In contrast, the democracy of the event is the democratic process put to work for the expression of authentic freedom and equality. Political legitimacy in this case is based on equality of choice as the equal opportunity to make all choices that would affect an individual without preconditions. Hierarchy and stratification is disrupted by the immanent relationships of equilibrium, which is the goal of democracy as a solution to problems caused by inequalities. The democracy of the event is the development and distribution of free agency. Instead of the national identity, there is the formation of the social identity of the multitude that is defined as a multiplicity of unique singularities. The democracy of the event acts as a disruption of the democracy of the structure. It can be concluded that the democracy of the event is the inverting of the relationship between ideology and reality. In other words, the democracy of the event reintroduces reality into the trap of ideology in order to break ideology apart.
A universal appearance obscures the difference between the democracy of the structure and the democracy of the event. There is a transition from a universal decision to limited voting and the imposition of the law, from universal participation to the alienation of representation, and from a universal interest to a division between majority and minority opinion. The democracy of the structure, in its universal appearance, mediates and transforms the democratic process to something more confining and regulated than as a tool for free agency. On the other hand, the democracy of the event allows for people to decide on all conditions that shape the society and that in turn requires universal participation and universal interest. Economic democracy, as an example of the democracy of the event, provides for individuals in ways a formal representative and majoritarian democracy fails to accomplish. The democracy of the structure creates limits with the democratic process, while the democracy of the event expands empowerment with the democratic process. The democracy of the event allows for active participation rather than the passive reaction of the democracy of the structure.
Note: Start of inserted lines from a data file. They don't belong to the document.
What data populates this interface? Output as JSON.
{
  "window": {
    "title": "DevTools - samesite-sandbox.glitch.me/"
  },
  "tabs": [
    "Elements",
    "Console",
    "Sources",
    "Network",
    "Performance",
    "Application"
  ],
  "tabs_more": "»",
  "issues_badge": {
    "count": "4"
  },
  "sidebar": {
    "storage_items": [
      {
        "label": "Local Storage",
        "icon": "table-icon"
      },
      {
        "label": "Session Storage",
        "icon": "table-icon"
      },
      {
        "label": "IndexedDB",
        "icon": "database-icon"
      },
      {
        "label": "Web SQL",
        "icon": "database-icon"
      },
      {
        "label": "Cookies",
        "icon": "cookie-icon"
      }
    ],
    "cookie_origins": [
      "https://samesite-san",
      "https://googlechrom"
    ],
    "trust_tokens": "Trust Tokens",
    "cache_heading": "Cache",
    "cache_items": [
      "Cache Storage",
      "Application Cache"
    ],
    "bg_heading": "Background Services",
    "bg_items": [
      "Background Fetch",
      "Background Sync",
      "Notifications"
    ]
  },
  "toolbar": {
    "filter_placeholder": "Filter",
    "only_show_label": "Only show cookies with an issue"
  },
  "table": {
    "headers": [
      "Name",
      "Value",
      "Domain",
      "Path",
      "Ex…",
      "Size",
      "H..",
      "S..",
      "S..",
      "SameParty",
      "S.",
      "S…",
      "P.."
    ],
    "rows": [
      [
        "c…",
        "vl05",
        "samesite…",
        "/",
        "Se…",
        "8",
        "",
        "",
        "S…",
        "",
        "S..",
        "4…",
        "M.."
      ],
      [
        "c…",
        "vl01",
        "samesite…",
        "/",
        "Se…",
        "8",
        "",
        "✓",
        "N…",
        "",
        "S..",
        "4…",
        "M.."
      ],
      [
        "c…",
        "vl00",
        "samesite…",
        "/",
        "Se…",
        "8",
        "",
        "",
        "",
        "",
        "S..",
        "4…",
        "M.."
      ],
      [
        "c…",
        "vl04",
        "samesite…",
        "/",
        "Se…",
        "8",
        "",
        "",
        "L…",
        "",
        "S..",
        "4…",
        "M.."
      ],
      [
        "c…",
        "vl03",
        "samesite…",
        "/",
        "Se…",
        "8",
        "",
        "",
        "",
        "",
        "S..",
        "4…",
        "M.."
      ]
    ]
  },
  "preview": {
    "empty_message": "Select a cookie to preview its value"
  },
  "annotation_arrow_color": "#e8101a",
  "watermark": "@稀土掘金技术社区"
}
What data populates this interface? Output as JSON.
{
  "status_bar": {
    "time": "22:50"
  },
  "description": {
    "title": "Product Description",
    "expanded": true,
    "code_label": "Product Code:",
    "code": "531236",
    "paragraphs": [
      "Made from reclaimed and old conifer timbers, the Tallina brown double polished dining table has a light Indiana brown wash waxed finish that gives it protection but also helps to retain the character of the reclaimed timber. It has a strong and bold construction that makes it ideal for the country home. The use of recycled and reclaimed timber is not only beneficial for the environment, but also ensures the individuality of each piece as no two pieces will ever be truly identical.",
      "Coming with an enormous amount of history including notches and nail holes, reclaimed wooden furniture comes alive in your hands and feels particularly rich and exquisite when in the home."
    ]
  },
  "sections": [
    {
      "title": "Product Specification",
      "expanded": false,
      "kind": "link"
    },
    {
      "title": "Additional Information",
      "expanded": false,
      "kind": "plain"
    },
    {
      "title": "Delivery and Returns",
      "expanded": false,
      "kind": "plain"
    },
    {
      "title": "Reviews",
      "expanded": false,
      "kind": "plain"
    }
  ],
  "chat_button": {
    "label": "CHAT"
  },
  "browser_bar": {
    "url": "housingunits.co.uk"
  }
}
Economic democracy, expressed in the cooperative business model, illuminates the relationship between the social and the political. In the democracy of the structure, there is a determination of the social by the political. The political acts as a classification and uniformity of the social through such structures as the nation-state. In the democracy of the event, there is a determination of the political by the social. The political in this sense acts as a solution to problems of inequality within the social through the structure of a community. The development of cooperatives within a social setting serves workers and the communities that they live in for the short-term. But cooperatives cultivate a true democracy of the event through the medium of economic democracy in the long-term. Economic democracy can be the most practical application of the democracy of the event. Economic democracy, as a principle that is put into practice by the cooperative, can also create the opportunity for an overall reformation of democracy from a closed system to an open system.